This is one option, ten minutes dance-off while you are waiting for the next session to begin–by the by: beginning. Over the last couple of months people have been asking for suggestions of what do you do during these newly acquired breaks between meetings. You know the ones we used to use to run from one end of campus to the other end of campus, or if we had enough time, pass a coffee place and pick up a cuppa or pop into the library or a colleague’s office for a quick Hello.
Productivity versus Relaxation
Neck and shoulder stretches and movement is important particularly if you have a heavy teaching and or meeting load spending a lot of time online. Need some help? Check out my brilliant colleagues from UofG Sport on their YouTube channel.

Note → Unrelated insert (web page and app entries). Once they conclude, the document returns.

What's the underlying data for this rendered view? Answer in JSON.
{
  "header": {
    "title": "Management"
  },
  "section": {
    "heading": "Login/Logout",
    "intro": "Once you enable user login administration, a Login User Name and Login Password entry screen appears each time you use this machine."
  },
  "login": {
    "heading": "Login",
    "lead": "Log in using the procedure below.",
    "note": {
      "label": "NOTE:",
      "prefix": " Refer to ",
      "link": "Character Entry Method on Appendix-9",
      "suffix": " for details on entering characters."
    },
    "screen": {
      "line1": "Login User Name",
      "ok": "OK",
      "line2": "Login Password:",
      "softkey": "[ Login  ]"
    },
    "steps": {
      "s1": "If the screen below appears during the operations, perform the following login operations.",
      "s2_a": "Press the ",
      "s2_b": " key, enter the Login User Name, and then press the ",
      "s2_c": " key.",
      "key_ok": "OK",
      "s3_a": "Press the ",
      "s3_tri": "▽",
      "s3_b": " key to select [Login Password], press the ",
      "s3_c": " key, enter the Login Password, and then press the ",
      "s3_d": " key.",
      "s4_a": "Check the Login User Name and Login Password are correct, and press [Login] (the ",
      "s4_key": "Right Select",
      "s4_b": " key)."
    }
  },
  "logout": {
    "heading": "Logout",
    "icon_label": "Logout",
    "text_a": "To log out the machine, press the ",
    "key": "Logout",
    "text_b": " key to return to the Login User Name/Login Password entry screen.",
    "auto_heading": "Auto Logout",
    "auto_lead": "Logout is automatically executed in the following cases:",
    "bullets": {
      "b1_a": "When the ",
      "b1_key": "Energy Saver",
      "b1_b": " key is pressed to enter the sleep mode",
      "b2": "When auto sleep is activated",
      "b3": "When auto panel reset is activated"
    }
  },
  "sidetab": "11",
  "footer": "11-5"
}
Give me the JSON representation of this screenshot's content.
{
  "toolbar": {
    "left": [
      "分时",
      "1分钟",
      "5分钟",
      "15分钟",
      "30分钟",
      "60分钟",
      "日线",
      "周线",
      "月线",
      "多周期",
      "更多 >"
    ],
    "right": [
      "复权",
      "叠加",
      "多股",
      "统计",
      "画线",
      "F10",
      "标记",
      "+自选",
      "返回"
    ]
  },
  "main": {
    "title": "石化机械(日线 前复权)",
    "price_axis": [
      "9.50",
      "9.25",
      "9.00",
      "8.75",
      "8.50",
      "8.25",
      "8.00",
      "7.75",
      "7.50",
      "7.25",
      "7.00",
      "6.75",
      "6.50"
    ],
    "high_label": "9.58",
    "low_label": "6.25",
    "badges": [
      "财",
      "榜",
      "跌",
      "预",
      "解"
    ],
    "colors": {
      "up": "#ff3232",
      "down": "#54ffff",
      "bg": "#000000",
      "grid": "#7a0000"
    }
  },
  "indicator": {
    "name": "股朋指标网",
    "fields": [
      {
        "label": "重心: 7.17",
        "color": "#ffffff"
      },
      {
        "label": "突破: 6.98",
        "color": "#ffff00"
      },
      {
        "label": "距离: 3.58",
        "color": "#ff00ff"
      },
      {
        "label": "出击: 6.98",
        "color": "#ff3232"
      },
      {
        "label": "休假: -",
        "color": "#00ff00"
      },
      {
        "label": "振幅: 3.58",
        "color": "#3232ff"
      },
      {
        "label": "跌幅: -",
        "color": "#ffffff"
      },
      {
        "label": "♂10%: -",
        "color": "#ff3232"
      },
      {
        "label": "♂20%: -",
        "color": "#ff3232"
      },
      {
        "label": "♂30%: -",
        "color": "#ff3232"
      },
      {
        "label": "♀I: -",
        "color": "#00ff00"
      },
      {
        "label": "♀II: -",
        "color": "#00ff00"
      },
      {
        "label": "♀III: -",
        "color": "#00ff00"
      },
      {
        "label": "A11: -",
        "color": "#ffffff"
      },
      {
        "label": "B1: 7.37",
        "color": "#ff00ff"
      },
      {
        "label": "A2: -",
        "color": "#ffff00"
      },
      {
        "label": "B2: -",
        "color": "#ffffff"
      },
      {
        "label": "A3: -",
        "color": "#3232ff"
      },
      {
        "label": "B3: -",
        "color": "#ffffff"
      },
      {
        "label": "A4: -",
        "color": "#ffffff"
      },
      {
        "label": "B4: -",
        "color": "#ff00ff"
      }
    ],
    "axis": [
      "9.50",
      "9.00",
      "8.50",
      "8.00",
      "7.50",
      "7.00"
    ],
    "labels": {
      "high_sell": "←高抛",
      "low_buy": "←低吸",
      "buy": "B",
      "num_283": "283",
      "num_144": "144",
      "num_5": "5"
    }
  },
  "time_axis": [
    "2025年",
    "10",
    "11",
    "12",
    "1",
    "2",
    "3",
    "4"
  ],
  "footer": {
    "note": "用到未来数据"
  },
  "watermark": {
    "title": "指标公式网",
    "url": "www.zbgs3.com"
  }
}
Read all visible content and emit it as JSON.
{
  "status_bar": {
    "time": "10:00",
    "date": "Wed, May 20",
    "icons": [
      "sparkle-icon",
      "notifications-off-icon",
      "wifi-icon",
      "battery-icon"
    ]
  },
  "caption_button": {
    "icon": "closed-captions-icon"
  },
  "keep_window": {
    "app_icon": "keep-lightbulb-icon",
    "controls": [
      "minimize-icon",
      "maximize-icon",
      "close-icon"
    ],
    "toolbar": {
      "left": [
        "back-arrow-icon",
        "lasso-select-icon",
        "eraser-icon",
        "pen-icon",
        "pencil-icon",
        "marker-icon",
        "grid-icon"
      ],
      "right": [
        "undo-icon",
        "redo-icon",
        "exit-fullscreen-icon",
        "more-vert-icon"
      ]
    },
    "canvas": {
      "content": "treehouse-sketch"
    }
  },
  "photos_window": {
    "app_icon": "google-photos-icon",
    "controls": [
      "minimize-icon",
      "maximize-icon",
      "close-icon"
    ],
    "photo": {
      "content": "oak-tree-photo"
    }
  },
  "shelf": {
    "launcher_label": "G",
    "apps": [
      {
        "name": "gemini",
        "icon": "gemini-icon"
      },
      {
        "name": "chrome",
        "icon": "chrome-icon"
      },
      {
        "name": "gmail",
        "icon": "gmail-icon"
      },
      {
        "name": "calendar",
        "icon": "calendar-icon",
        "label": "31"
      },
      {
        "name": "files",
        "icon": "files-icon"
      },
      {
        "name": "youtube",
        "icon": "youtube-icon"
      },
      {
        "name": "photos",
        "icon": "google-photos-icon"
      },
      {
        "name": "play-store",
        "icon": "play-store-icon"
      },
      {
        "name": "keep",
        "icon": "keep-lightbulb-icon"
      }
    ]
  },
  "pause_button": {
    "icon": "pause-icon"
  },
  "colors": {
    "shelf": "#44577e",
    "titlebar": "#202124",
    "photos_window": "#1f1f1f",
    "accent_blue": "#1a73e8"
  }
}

Julie has a video 6 minutes and 44 seconds to stretch shoulders and neck:
Or if your back is tight an 8 minutes and 32 seconds video for back release:
If this is too involved for you during a break. I often water houseplants, and there seems some evidence around about the benefit of having houseplants for mental health, which I never seize to point out when the significant other rolls his eyes about a new purchase.
Starting, hanging or folding laundry is also a good 5 to 10 minutes, get up, move about activity, and it has the benefit that come weekend, most laundry is history (well depending on size of household). You might dispute the relaxation effect of this, for me creating some order and tidying is relaxing.
- Can you go outside and walk around the block, or if you have a garden walk through your garden?
- Doodle your thoughts?
- Knit a couple of rows on a current project?
- Play with your pet?
- What do you do?
One of the tips Rich Furman offers is to engage in micro-writing activities. He has challenged academics before to write anytime, anywhere. While waiting in a doctors office use the ten 15 minutes to write. If you have a brief break without anything use it to write. Do editing later, just write. This is really good advice. I have a general writing document open in the background and begun to type.
Getting Things Done
- Planning, I like to sort through my To-Do lists
- MindMap: update projects and ideas
- Do busy work, need to look for an article or two?
- Meant to read an article: read abstract, intro and conclusion.
- Answer an email or two.
- Also this is a good timeslot to follow the 2 minute rule from Getting Things Done if you have a task that takes 2 minutes or less do not write it down just do it now.
- What other busy work can you do?
Anyhow, these are my five cents worth of things I do during these brief breaks in which one cannot really begin to work on a full new task. What do you usually do? Do you have any productivity tips?